SA’s anticorruption fight

By David Jacobs 

David JacobsThe scourge of corruption has become all-pervasive and no country is spared from it.  Like the mythical Hydra of Greek mythology, it has many heads, and chopping one off simply spawns another.   

Yearly, nations around the world reflect on the omnipresent nature of corruption during International Anti-Corruption Day. Speaking at the commemoration Deputy President Paul Mashatile said that we should be vigilant in how we address corruption. “It is a persistent problem that inhibits development, fairness, and equality in our society,” he said.

As government, we are determined to redouble our efforts to root out the cancer of corruption that has plagued our society. During the shameful state capture era, we witnessed first-hand how corruption thrives when integrity is replaced with greed or short-term gain.

The painful lessons we have learned from this dark chapter in our young democracy are a constant reminder that we must never allow corruption to be rationalised as the norm or arrive at a situation where people say ‘but everybody does it’.

We are resolute that corruption in any form or on any scale leads to devastating consequences for our nation.  It perpetuates an endless cycle that deprives citizens of quality service delivery and undermines confidence in the institutions that are supposed to serve them.

As Government, we are resolute in fighting corruption and dealing harshly with those who partake in it. We also know that this fight requires concrete actions and not just words.  We have therefore made the fight against corruption one of our top priorities. 

In November 2020, we adopted the National Anti-Corruption Strategy 2020–2030. Consisting of six key strategic pillars it calls on us to do more in the fight against corruption. It promotes active citizenry and professionalism in all spheres of society. It emphasises the need for enhanced governance and oversight, while acknowledging the need to improve the transparency and credibility of the public procurement system.

The work of the National Anti-Corruption Advisory Council, an inter-sectoral partnership that fights fraud and corruption through advocacy and action has also been key in supporting anti-corruption and anti-crime initiatives.

Importantly we have also moved to implement the recommendations of the State Capture Commission, to strengthen the work of government and to prevent a recurrence of past abuses.

A key recommendation from the State Capture Commission was to strengthen support for whistle blowers.  Many of the ills that have been uncovered were made possible by brave individuals who were willing to stand up, often at great personal cost.

The Department of Justice and Constitutional Development has therefore moved to reform the Protected Disclosures Act and Witness Protection Act. Recommended changes include criminalising threats against whistle-blowers and offering state protection to whistle-blowers and their families when needed.

There has also been major progress in bringing the corrupt to book through the work of the Fusion Centre, which was established in May 2020 by the Anti-Corruption Task Team and the National Priority Committee on Organised Crime.
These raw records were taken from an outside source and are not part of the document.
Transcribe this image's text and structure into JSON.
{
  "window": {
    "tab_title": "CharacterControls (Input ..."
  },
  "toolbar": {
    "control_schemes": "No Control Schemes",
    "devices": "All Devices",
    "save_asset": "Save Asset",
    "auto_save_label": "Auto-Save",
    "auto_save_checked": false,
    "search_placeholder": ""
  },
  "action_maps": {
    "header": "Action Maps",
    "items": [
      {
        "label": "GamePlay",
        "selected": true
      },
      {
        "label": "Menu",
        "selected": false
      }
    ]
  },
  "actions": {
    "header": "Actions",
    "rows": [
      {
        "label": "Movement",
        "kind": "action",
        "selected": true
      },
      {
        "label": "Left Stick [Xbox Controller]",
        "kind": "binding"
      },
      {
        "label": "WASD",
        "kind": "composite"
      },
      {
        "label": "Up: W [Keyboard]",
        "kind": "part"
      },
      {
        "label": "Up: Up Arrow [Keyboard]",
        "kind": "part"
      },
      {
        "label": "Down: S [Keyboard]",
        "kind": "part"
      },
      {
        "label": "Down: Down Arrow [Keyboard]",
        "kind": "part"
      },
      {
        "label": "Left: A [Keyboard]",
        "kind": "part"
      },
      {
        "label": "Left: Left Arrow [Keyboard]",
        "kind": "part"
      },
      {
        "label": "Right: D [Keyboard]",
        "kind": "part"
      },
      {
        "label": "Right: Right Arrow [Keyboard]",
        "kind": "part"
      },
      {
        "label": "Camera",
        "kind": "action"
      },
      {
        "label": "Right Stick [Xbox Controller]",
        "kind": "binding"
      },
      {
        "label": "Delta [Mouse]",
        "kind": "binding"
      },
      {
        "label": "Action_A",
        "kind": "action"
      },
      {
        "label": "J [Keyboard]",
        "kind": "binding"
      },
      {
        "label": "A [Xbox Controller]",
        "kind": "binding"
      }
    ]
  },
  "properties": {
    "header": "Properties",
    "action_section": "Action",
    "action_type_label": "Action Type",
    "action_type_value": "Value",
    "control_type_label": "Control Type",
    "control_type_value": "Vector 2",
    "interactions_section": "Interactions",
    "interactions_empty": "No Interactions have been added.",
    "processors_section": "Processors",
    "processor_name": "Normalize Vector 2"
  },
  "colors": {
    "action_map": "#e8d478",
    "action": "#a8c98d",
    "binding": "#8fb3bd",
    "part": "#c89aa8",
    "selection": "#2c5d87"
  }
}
The centre is a multi-disciplinary and collaborative effort by all corruption-fighting agencies that are actively involved in the prevention and combating of corruption.

Through the work of the Fusion Centre, 556 cases and incidents of fraud, maladministration, tax evasion and corruption involving 168 accused persons were investigated. Additionally 51 persons and 43 entities were convicted for various crimes, including corruption, fraud, tax evasion, money laundering and others; and 48 cases are still in court.

However, the scourge of corruption persists, and if left unchecked it will spread like a cancer.  This fight has never been just about government and ending it will require the participation of everyone. 

The ongoing battle against corruption requires active citizens across society, including government, labour, civil society, academia, and business. We can reclaim our country by working together and everyone has an important role to play in our nation’s fight against corruption.

The success of our fight against corruption depends on the involvement of all citizens and all parts of society, and you can report corruption anonymously.  We encourage everyone to report any wrongdoing that you may be aware of to the National Anti-Corruption Hotline on 0800 701 701.

We do not need Herculean strength to defeat the Hydra of corruption.  If you see something, say something, use your power and report instances of corruption. If we all stand together those, who are corrupt will have no place to hide.

David Jacobs is GCIS Chief Director: Cluster Communication


SA flag

Share this page